RCMP await Supreme Court decision on whether they can unionize

Mounties are eagerly anticipating a decision this Friday from Canada’s top court over whether they can unionize.

Currently, RCMP members are not part of the labour relations regime established for other federal public sector workers. Instead, they elect staff relations representatives to advocate on their behalf on pay and workplace issues.

Critics say these in-house representatives are “part of the chain of command,” and that RCMP regulations preventing Mounties from forming an independent association to engage in collective bargaining is a violation of their Charter rights.

One York University labour expert has gone so far as to suggest that the current RCMP labour management model wouldn’t be out of place in China.

The RCMP is the only major police force in Canada without a union. In 2009, an Ontario Superior Court judge ruled that the ban on forming a union was a violation of the Charter, but that decision was overturned by the Ontario Court of Appeal in 2012.

In filings with the Supreme Court of Canada, the Mounted Police Association of Ontario and the B.C. Mounted Police Professional Association — informal Mountie associations that are not recognized by RCMP management — cited studies that have made “damning observations” of the RCMP’s work conditions, including heavy workloads, an ineffective promotion system and a failure to meet the needs of injured members.

Total compensation for Mounties continues to fall outside the average of the top three police forces, said Rob Creasser, a spokesman for the Mounted Police Professional Association of Canada, the umbrella organization for the provincial police associations.
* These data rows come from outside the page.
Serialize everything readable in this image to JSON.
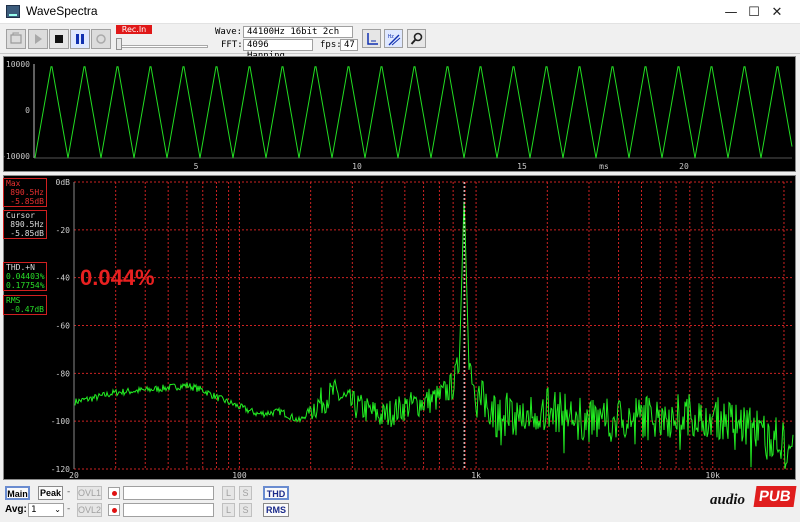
{
  "window": {
    "title": "WaveSpectra",
    "minimize": "—",
    "maximize": "☐",
    "close": "✕"
  },
  "toolbar": {
    "rec_label": "Rec.In",
    "wave_label": "Wave:",
    "wave_value": "44100Hz 16bit 2ch",
    "fft_label": "FFT:",
    "fft_value": "4096 Hanning",
    "fps_label": "fps:",
    "fps_value": "47",
    "icons": [
      "cd-open-icon",
      "play-icon",
      "stop-icon",
      "pause-icon",
      "record-icon",
      "scale-icon",
      "hz-scale-icon",
      "settings-icon"
    ]
  },
  "waveform": {
    "y_ticks": [
      "10000",
      "0",
      "-10000"
    ],
    "x_ticks": [
      "5",
      "10",
      "15",
      "20"
    ],
    "x_unit": "ms",
    "trace_color": "#22dd22"
  },
  "spectrum": {
    "y_ticks": [
      "0dB",
      "-20",
      "-40",
      "-60",
      "-80",
      "-100",
      "-120"
    ],
    "x_ticks": [
      "20",
      "100",
      "1k",
      "10k"
    ],
    "trace_color": "#22ee22",
    "grid_color": "#cc2222",
    "thd_big": "0.044%",
    "readouts": {
      "max_label": "Max",
      "max_freq": "890.5Hz",
      "max_db": "-5.85dB",
      "cursor_label": "Cursor",
      "cursor_freq": "890.5Hz",
      "cursor_db": "-5.85dB",
      "thd_label": "THD.+N",
      "thd_val1": "0.04403%",
      "thd_val2": "0.17754%",
      "rms_label": "RMS",
      "rms_val": "-0.47dB"
    }
  },
  "chart_data": {
    "type": "line",
    "title": "",
    "xlabel": "",
    "ylabel": "",
    "x_scale": "log",
    "xlim": [
      20,
      22050
    ],
    "ylim": [
      -120,
      0
    ],
    "peak": {
      "freq_hz": 890.5,
      "level_db": -5.85
    },
    "series": [
      {
        "x": [
          20,
          25,
          30,
          40,
          50,
          60,
          70,
          80,
          100,
          120,
          150,
          180,
          200,
          250,
          300,
          400,
          500,
          600,
          700,
          800,
          850,
          890.5,
          930,
          1000,
          1200,
          1500,
          2000,
          3000,
          5000,
          8000,
          10000,
          15000,
          20000,
          22050
        ],
        "y": [
          -92,
          -90,
          -88,
          -87,
          -86,
          -85,
          -87,
          -90,
          -94,
          -97,
          -96,
          -100,
          -95,
          -88,
          -93,
          -98,
          -94,
          -92,
          -90,
          -85,
          -75,
          -6,
          -72,
          -90,
          -95,
          -98,
          -95,
          -100,
          -98,
          -97,
          -98,
          -103,
          -108,
          -112
        ]
      }
    ]
  },
  "bottom": {
    "main": "Main",
    "peak": "Peak",
    "ovl1": "OVL1",
    "ovl2": "OVL2",
    "avg_label": "Avg:",
    "avg_value": "1",
    "l": "L",
    "s": "S",
    "thd": "THD",
    "rms": "RMS",
    "logo_audio": "audio",
    "logo_pub": "PUB"
  }
}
Creasser said the current system of representation is more akin to “collective begging” than collective bargaining because all staff relations representatives can do is make recommendations to management and the Treasury Board about pay. “It doesn’t allow them to be effective. They have no power,” he said.